This richness of his material has enabled Dr. Lemoine to form very precise notions concerning the giant bird of the environs of Reims. In his opinion, the cranium must have been relatively voluminous and less disproportionate than the cranium of the ostrich.
This is indicated by the quadrate bone, a part of the orbitary cavity, and almost the whole of the base of the cranium, in which the occipital condyle, the sub-condylian furrow, the basilar tuberosities, the sphenoidal escutcheon, and the basipterygoid apophyses with their faces well accentuated, are exhibited. According to Mr. Huxley, this
character occurs now with several birds—divers, ducks, and hens—and with several lacertians and ophidians.

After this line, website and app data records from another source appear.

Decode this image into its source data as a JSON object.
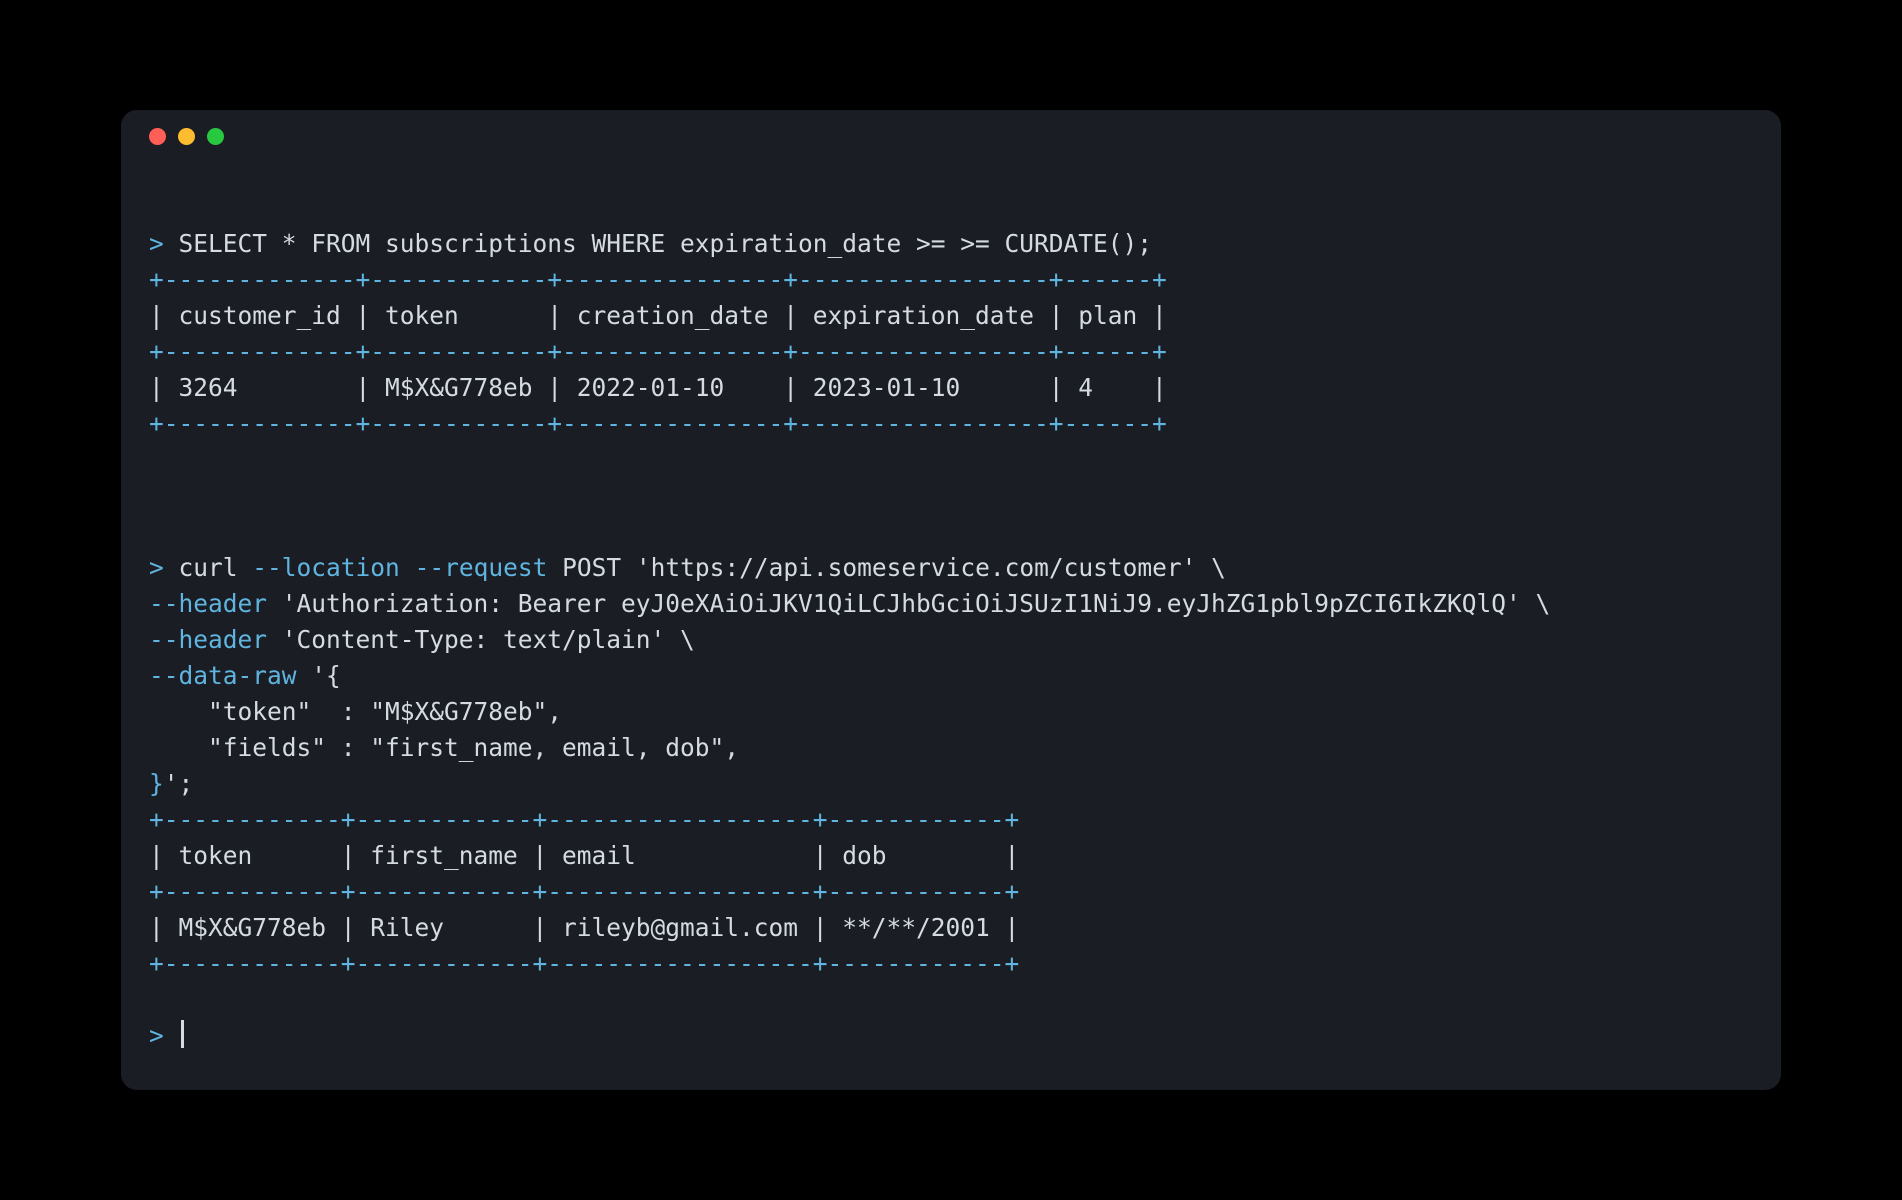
{
  "block1": {
    "prompt": ">",
    "cmd": "SELECT * FROM subscriptions WHERE expiration_date >= >= CURDATE();",
    "border_top": "+-------------+------------+---------------+-----------------+------+",
    "header_row": "| customer_id | token      | creation_date | expiration_date | plan |",
    "border_mid": "+-------------+------------+---------------+-----------------+------+",
    "data_row": "| 3264        | M$X&G778eb | 2022-01-10    | 2023-01-10      | 4    |",
    "border_bot": "+-------------+------------+---------------+-----------------+------+"
  },
  "block2": {
    "prompt": ">",
    "cmd_l1_a": "curl ",
    "cmd_l1_flag1": "--location",
    "cmd_l1_b": " ",
    "cmd_l1_flag2": "--request",
    "cmd_l1_c": " POST 'https://api.someservice.com/customer' \\",
    "cmd_l2_flag": "--header",
    "cmd_l2_rest": " 'Authorization: Bearer eyJ0eXAiOiJKV1QiLCJhbGciOiJSUzI1NiJ9.eyJhZG1pbl9pZCI6IkZKQlQ' \\",
    "cmd_l3_flag": "--header",
    "cmd_l3_rest": " 'Content-Type: text/plain' \\",
    "cmd_l4_flag": "--data-raw",
    "cmd_l4_rest": " '{",
    "cmd_l5": "    \"token\"  : \"M$X&G778eb\",",
    "cmd_l6": "    \"fields\" : \"first_name, email, dob\",",
    "cmd_l7_brace": "}",
    "cmd_l7_rest": "';",
    "border_top": "+------------+------------+------------------+------------+",
    "header_row": "| token      | first_name | email            | dob        |",
    "border_mid": "+------------+------------+------------------+------------+",
    "data_row": "| M$X&G778eb | Riley      | rileyb@gmail.com | **/**/2001 |",
    "border_bot": "+------------+------------+------------------+------------+"
  },
  "block3": {
    "prompt": ">"
  }
}
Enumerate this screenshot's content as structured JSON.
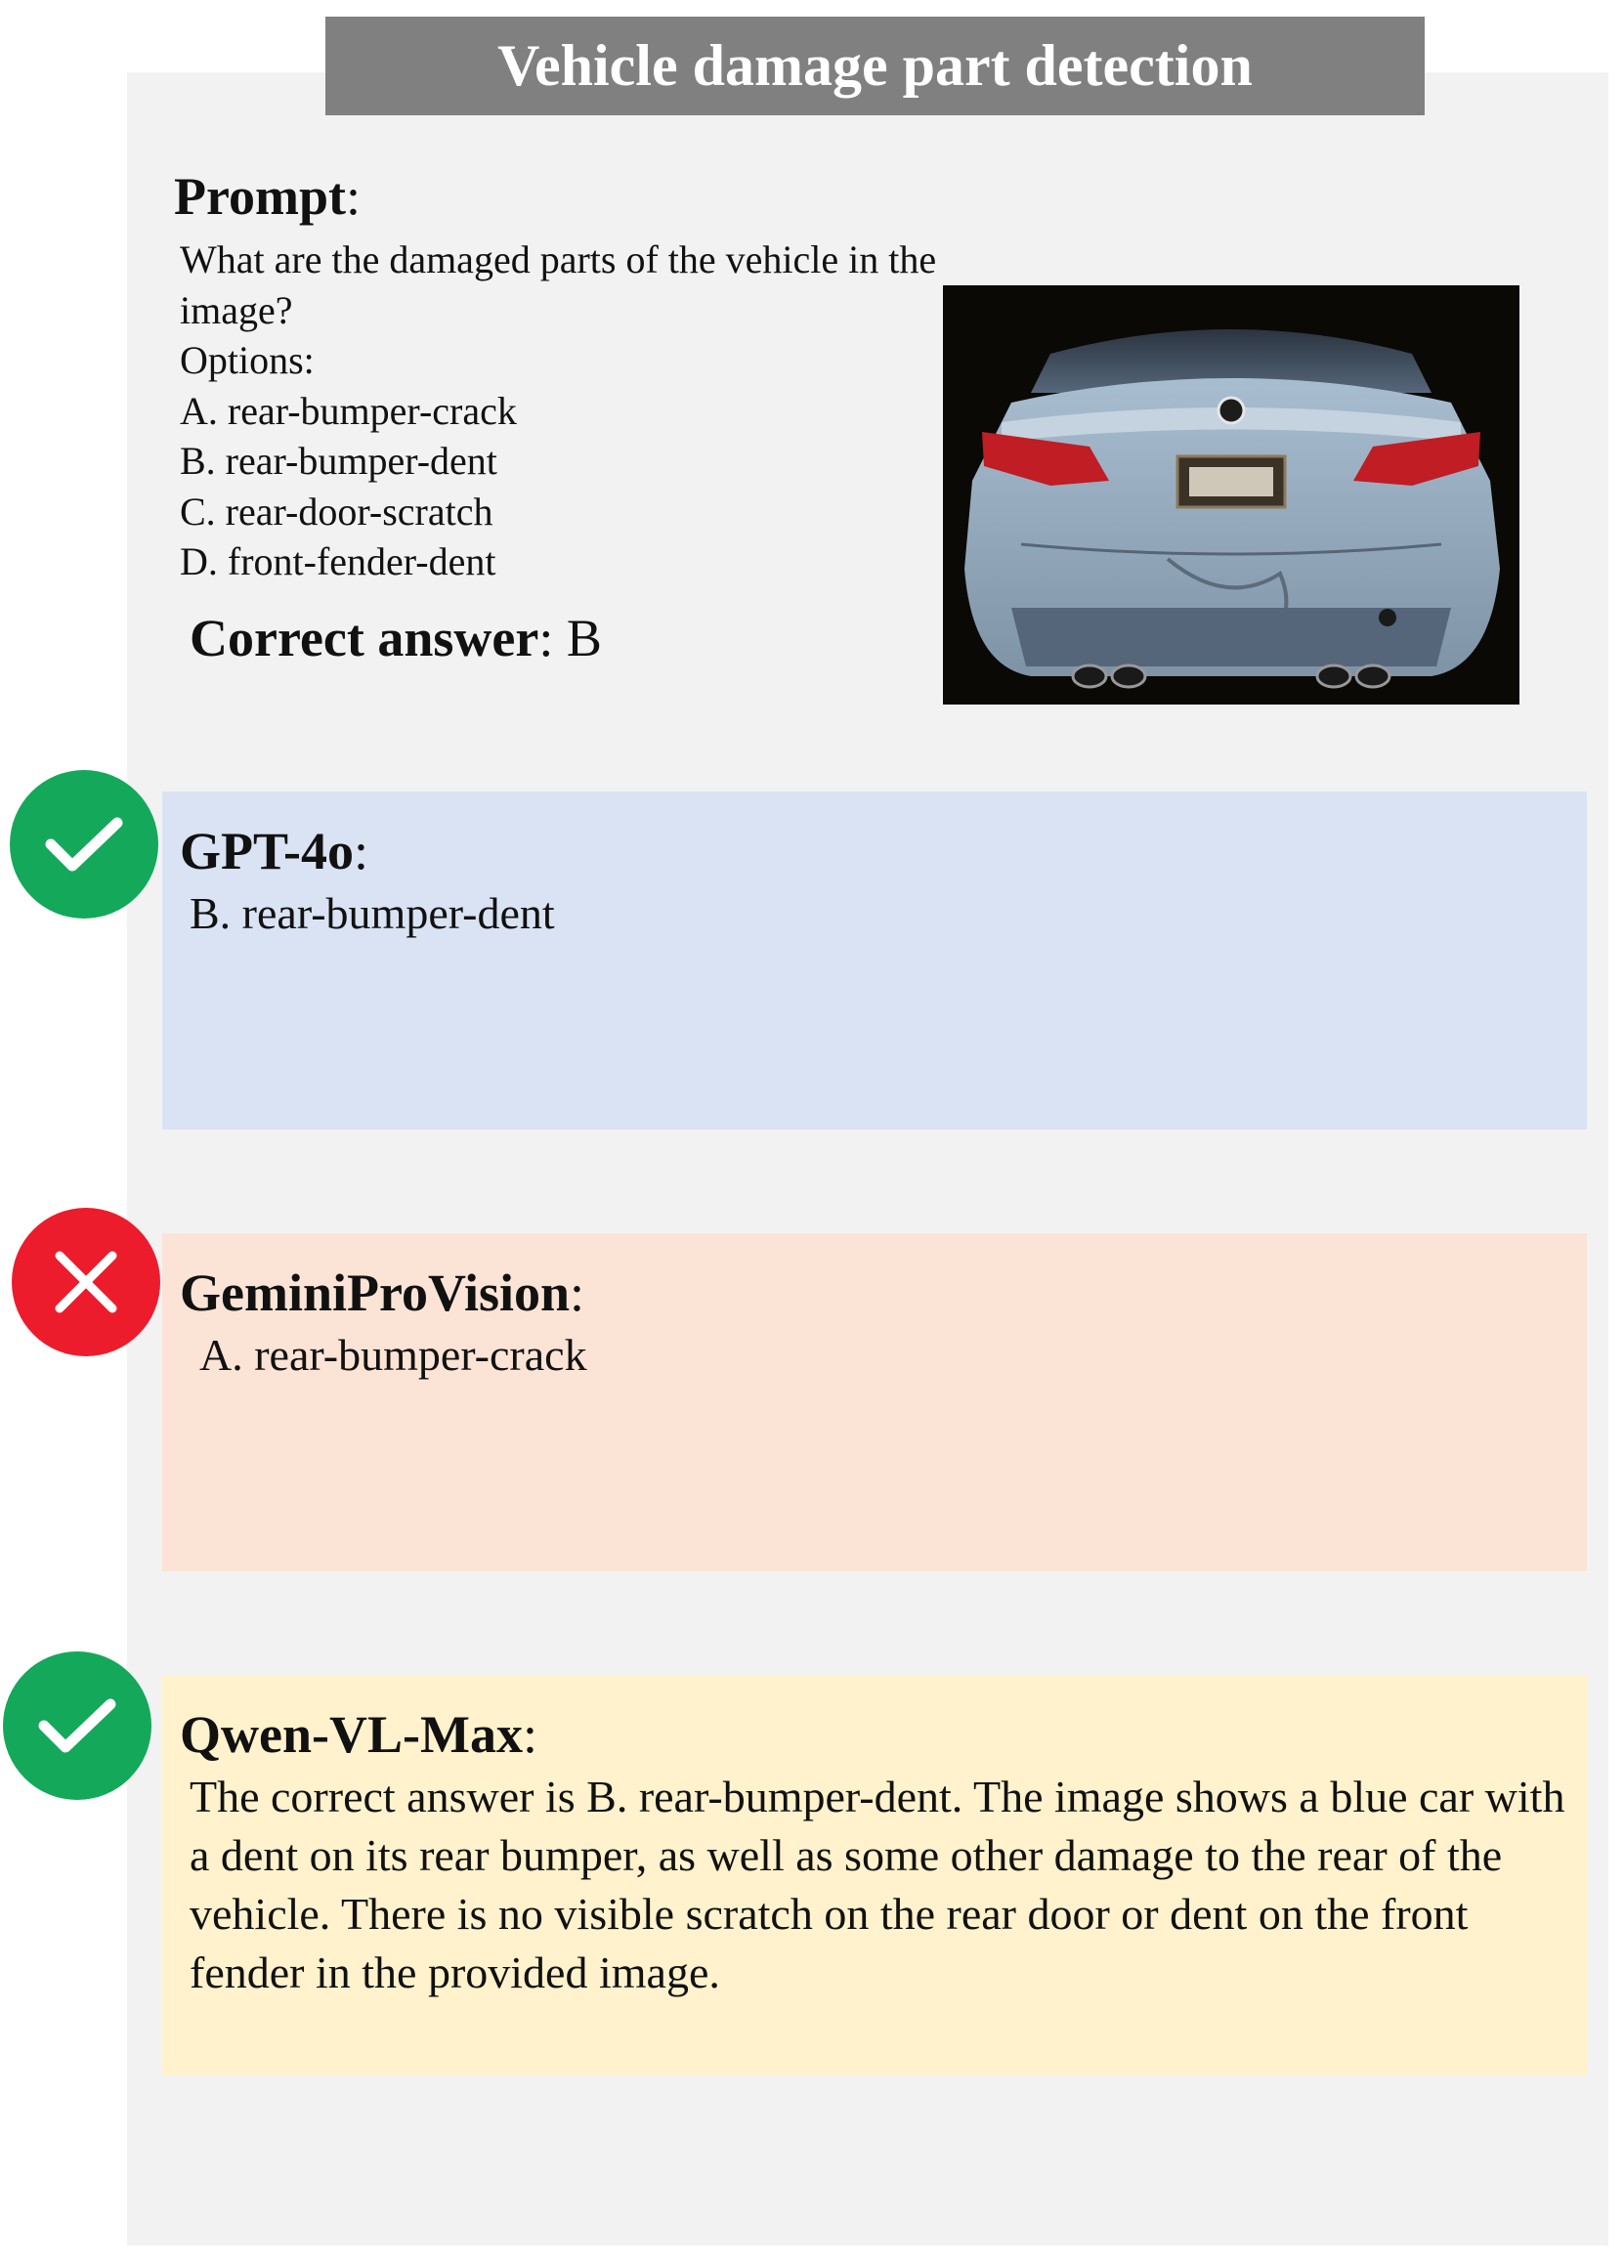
{
  "title": "Vehicle damage part detection",
  "prompt": {
    "heading": "Prompt",
    "question_line1": "What are the damaged parts of the vehicle in the",
    "question_line2": "image?",
    "options_label": "Options:",
    "options": [
      "A. rear-bumper-crack",
      "B. rear-bumper-dent",
      "C. rear-door-scratch",
      "D. front-fender-dent"
    ],
    "correct_label": "Correct answer",
    "correct_value": "B"
  },
  "responses": [
    {
      "model": "GPT-4o",
      "verdict": "correct",
      "icon": "check-icon",
      "answer": "B. rear-bumper-dent",
      "color": "#dae3f3"
    },
    {
      "model": "GeminiProVision",
      "verdict": "incorrect",
      "icon": "cross-icon",
      "answer": "A. rear-bumper-crack",
      "color": "#fbe4d6"
    },
    {
      "model": "Qwen-VL-Max",
      "verdict": "correct",
      "icon": "check-icon",
      "answer": "The correct answer is B. rear-bumper-dent. The image shows a blue car with a dent on its rear bumper, as well as some other damage to the rear of the vehicle. There is no visible scratch on the rear door or dent on the front fender in the provided image.",
      "color": "#fff2cc"
    }
  ],
  "colors": {
    "correct": "#14a85a",
    "incorrect": "#ec1c2c",
    "title_bar": "#808080",
    "panel": "#f2f2f2"
  }
}
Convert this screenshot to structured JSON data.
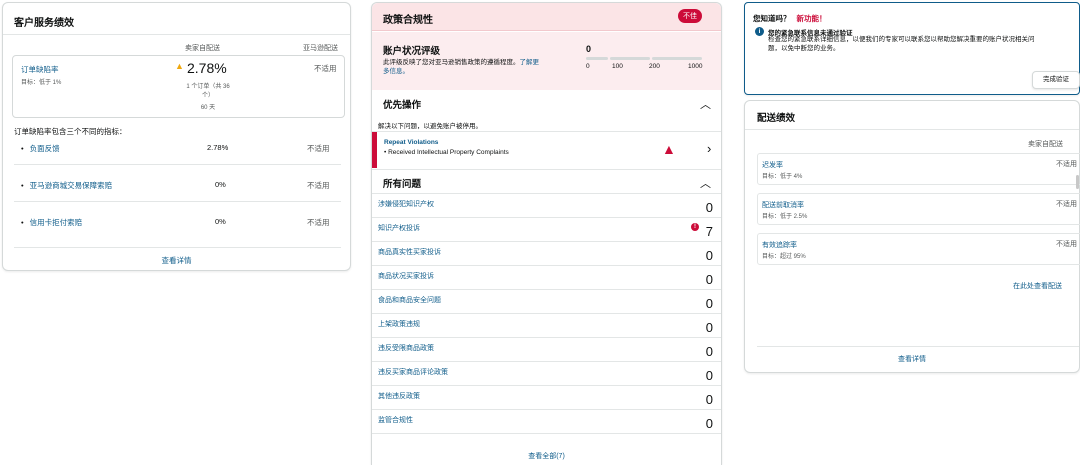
{
  "customer_service": {
    "title": "客户服务绩效",
    "col_seller": "卖家自配送",
    "col_amazon": "亚马逊配送",
    "defect_rate": {
      "label": "订单缺陷率",
      "target": "目标：低于 1%",
      "value": "2.78%",
      "detail_line1": "1 个订单（共 36",
      "detail_line2": "个）",
      "detail_line3": "60 天",
      "amazon_value": "不适用"
    },
    "subtitle": "订单缺陷率包含三个不同的指标：",
    "metrics": [
      {
        "label": "负面反馈",
        "value": "2.78%",
        "amazon": "不适用"
      },
      {
        "label": "亚马逊商城交易保障索赔",
        "value": "0%",
        "amazon": "不适用"
      },
      {
        "label": "信用卡拒付索赔",
        "value": "0%",
        "amazon": "不适用"
      }
    ],
    "view_details": "查看详情"
  },
  "policy": {
    "title": "政策合规性",
    "badge": "不佳",
    "health_title": "账户状况评级",
    "health_desc1": "此评级反映了您对亚马逊销售政策的遵循程度。",
    "health_more_a": "了解更",
    "health_more_b": "多信息。",
    "score": "0",
    "scale": [
      "0",
      "100",
      "200",
      "1000"
    ],
    "priority_title": "优先操作",
    "priority_desc": "解决以下问题，以避免账户被停用。",
    "violation_title": "Repeat Violations",
    "violation_item": "• Received Intellectual Property Complaints",
    "all_issues_title": "所有问题",
    "issues": [
      {
        "label": "涉嫌侵犯知识产权",
        "count": "0"
      },
      {
        "label": "知识产权投诉",
        "count": "7"
      },
      {
        "label": "商品真实性买家投诉",
        "count": "0"
      },
      {
        "label": "商品状况买家投诉",
        "count": "0"
      },
      {
        "label": "食品和商品安全问题",
        "count": "0"
      },
      {
        "label": "上架政策违规",
        "count": "0"
      },
      {
        "label": "违反受限商品政策",
        "count": "0"
      },
      {
        "label": "违反买家商品评论政策",
        "count": "0"
      },
      {
        "label": "其他违反政策",
        "count": "0"
      },
      {
        "label": "监管合规性",
        "count": "0"
      }
    ],
    "view_all": "查看全部(7)"
  },
  "tip": {
    "title": "您知道吗？",
    "new_label": "新功能！",
    "heading": "您的紧急联系信息未通过验证",
    "body1": "检查您的紧急联系详细信息，以便我们的专家可以联系您以帮助您解决重要的账户状况相关问",
    "body2": "题，以免中断您的业务。",
    "button": "完成验证"
  },
  "delivery": {
    "title": "配送绩效",
    "col_seller": "卖家自配送",
    "metrics": [
      {
        "label": "迟发率",
        "target": "目标：低于 4%",
        "value": "不适用"
      },
      {
        "label": "配送前取消率",
        "target": "目标：低于 2.5%",
        "value": "不适用"
      },
      {
        "label": "有效追踪率",
        "target": "目标：超过 95%",
        "value": "不适用"
      }
    ],
    "view_here": "在此处查看配送",
    "view_details": "查看详情"
  },
  "colors": {
    "link": "#0f5c8a",
    "alert_red": "#cc0c39",
    "warning_orange": "#f0a80e",
    "header_pink": "#fbe4e6"
  }
}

The upper mandible, which was found almost entire, is very remarkable for a series of false alveoles, reminding one of the atrophied alveoles of reptiles, and which probably corresponded, not with true teeth, but with thickenings of the horn of the bill. The bill also, toward its anterior third, seems to have represented a real tooth, but a tooth of a bony nature and of continuous substance with the bill itself. This mode of dentition had been previously observed by Richard Owen in the Odontopteryx toliapica.
The lower mandible is marked by its terminal extremity, which seems to have been slender, and by its hinder half presenting faintly-accentuated muscular attachments.
A part of the sternum does not permit us to say whether that portion of the skeleton had a keel. The shoulder seems to have been composed of a quite short breast-bone with a wide posterior articular surface, of a coracoid bone and of a scapulum, the group isolated and quite different from the single bone of the ostrich. The humerus is, like all the other bones of the wing, more voluminous than in the ostrich. The cubitus rather recalls the shape of that bone in ordinary birds, and bears marks indicatory of feathers. The radius was thin, the metacarpians appear to have been independent, offering a characteristic of great value, for it occurs only in two other orders. The iliac bone, very distinct, is remarkable for the sloping character of its posterior border. It is very difficult in the face of such characteristics to fix the true affinities of the gastornis. MM. Hebert, Ed. Lartet, and R. Owen, have expressed opinions on this point, and the latter is inclined to refer the fossil bird to the order of the waders, and more especially to the rails. M. Alphonse Milne-Edwards is of a different opinion, and is rather disposed, on the ground of a variety of osteological traits, to classify the gastornis with the ducks. But he is prompt to recognize that the Eocene animal offers peculiarities so different from anything shown in living nature that it is impossible to place the gastornis in any of the established natural groups. Another gastornis has been found at Reims, which Dr. Lemoine has described under the name of Gastornis minor; and the author has besides found the remains of two entirely different genera of birds.—Translated from La Nature.